Your goal >> The answer must consist of each line of the records below that contains the string "JSON".

[[ Recorded information open ]]

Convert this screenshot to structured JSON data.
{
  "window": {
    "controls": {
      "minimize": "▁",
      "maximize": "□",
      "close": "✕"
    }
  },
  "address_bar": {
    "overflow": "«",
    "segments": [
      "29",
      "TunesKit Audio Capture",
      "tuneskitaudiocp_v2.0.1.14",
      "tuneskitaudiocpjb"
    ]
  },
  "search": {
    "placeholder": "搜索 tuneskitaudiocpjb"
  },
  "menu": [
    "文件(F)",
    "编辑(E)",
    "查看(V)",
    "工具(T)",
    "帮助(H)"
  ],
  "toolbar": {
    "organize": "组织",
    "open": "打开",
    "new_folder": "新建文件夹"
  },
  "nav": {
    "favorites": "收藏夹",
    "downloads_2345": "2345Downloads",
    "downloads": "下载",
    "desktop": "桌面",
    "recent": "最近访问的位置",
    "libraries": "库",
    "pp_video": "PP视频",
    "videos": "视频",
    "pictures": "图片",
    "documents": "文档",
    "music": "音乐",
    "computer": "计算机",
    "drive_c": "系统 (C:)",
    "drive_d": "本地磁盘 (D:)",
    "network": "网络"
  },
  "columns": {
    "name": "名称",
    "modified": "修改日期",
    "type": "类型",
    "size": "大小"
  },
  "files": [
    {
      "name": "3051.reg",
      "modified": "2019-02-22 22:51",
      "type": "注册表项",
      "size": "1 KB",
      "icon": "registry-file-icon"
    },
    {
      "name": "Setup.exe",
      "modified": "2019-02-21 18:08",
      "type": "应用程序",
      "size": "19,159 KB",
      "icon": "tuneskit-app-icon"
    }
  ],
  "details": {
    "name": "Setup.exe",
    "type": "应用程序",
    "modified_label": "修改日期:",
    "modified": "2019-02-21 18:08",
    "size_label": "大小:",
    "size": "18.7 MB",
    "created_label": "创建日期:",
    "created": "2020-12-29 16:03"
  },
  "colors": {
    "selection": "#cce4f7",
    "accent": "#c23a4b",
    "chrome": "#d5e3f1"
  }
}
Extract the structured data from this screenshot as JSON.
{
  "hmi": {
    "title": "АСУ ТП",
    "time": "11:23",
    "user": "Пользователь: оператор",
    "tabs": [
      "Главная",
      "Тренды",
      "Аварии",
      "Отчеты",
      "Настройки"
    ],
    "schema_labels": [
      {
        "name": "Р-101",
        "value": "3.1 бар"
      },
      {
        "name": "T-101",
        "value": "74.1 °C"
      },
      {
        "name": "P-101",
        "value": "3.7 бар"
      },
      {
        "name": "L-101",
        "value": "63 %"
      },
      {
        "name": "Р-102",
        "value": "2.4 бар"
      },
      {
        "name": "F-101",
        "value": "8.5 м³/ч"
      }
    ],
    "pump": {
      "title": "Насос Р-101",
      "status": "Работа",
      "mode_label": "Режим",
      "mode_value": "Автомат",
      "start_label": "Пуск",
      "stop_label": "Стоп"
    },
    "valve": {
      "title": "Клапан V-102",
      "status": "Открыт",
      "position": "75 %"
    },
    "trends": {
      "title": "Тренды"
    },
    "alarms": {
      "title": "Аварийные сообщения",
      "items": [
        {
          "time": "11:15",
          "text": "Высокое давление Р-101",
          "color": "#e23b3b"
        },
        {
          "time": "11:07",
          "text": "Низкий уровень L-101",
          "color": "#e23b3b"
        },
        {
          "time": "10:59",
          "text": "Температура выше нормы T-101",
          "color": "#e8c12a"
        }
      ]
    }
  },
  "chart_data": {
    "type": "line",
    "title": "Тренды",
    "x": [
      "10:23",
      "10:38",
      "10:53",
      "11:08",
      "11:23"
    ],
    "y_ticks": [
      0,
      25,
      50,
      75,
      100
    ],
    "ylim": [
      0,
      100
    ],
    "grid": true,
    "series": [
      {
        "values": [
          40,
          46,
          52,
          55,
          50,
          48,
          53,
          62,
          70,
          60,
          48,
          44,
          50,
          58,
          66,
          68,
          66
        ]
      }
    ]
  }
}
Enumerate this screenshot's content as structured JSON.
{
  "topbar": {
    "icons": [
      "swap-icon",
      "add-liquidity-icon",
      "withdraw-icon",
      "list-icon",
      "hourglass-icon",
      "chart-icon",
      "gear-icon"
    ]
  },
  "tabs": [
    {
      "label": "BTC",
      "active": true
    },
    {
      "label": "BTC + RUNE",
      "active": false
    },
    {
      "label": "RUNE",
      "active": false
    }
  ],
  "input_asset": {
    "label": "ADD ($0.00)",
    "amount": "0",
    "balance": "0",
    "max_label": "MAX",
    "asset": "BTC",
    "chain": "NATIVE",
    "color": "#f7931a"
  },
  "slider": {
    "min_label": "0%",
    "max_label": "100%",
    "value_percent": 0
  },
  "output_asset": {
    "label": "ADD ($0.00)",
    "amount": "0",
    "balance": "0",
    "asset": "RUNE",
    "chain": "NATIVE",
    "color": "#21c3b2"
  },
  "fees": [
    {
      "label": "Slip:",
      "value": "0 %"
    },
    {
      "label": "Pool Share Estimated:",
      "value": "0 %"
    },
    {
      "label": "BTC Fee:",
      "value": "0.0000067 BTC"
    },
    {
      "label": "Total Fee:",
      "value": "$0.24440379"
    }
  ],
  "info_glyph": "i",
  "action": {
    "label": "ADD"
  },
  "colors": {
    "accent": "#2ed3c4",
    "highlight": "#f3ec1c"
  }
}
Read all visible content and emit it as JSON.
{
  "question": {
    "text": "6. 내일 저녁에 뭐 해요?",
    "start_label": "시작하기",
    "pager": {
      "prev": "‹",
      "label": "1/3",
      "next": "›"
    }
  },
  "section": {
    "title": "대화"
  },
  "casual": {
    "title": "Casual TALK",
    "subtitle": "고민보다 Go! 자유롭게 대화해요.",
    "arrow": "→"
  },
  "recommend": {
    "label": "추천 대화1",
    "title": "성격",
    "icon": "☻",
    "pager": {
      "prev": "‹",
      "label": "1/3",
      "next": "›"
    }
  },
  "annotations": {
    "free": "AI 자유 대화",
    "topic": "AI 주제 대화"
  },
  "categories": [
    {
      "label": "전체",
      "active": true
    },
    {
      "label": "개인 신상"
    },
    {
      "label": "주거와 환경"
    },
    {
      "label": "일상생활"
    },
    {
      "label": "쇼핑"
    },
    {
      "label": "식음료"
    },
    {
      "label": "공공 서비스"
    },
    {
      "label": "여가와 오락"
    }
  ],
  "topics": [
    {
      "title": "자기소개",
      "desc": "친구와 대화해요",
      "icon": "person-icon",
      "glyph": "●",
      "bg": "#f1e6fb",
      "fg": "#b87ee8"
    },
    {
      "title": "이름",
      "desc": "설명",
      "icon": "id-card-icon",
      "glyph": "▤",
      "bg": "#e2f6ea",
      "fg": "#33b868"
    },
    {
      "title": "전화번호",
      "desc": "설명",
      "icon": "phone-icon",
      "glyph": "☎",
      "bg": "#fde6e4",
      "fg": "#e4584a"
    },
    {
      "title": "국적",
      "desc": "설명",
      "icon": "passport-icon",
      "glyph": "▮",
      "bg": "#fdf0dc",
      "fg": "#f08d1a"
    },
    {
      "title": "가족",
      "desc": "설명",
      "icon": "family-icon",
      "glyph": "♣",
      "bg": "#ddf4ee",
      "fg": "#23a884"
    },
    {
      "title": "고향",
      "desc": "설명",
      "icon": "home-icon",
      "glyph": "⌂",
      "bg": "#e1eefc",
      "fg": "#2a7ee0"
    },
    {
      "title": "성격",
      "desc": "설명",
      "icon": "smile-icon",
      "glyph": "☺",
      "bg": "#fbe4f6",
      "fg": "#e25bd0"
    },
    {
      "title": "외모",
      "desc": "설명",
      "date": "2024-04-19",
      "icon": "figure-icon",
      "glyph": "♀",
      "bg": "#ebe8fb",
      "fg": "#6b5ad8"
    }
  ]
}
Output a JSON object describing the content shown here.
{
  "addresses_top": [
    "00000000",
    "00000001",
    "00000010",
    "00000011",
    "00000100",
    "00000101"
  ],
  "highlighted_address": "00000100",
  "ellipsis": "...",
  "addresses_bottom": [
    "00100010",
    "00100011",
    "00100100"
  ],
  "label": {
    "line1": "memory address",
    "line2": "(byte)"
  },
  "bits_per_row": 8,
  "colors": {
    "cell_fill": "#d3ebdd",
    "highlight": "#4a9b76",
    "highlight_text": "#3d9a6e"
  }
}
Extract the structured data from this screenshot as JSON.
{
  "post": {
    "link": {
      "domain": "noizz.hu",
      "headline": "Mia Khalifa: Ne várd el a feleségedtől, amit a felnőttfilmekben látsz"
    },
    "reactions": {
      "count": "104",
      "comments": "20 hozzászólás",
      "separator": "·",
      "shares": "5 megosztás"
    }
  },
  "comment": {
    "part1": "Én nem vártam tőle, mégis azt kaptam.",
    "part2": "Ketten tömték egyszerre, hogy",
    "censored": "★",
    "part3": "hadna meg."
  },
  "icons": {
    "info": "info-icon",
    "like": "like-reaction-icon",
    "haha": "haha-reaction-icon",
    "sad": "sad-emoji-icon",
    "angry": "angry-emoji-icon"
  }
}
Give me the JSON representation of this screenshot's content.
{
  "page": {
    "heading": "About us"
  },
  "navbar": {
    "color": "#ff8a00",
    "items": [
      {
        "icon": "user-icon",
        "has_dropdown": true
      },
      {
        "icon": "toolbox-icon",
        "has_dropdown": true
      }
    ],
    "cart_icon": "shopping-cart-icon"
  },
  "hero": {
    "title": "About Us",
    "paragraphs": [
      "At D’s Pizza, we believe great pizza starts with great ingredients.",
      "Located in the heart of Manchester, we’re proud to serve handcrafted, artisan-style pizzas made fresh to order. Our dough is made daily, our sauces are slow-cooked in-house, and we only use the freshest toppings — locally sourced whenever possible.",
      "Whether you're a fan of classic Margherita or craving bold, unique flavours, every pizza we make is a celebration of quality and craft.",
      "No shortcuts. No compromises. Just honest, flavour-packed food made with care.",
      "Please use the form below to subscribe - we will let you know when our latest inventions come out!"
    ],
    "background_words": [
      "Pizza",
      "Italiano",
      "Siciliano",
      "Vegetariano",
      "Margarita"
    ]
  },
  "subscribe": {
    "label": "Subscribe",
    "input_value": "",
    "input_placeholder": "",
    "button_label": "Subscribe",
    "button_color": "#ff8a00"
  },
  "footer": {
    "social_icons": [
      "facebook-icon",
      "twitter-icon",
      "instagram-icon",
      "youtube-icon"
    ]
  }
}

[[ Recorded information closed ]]

Output of the exercise >>
Convert this screenshot to structured JSON data.
Extract the structured data from this screenshot as JSON.
Enumerate this screenshot's content as structured JSON.
Read all visible content and emit it as JSON.
Output a JSON object describing the content shown here.
Extract the structured data from this screenshot as JSON.
Give me the JSON representation of this screenshot's content.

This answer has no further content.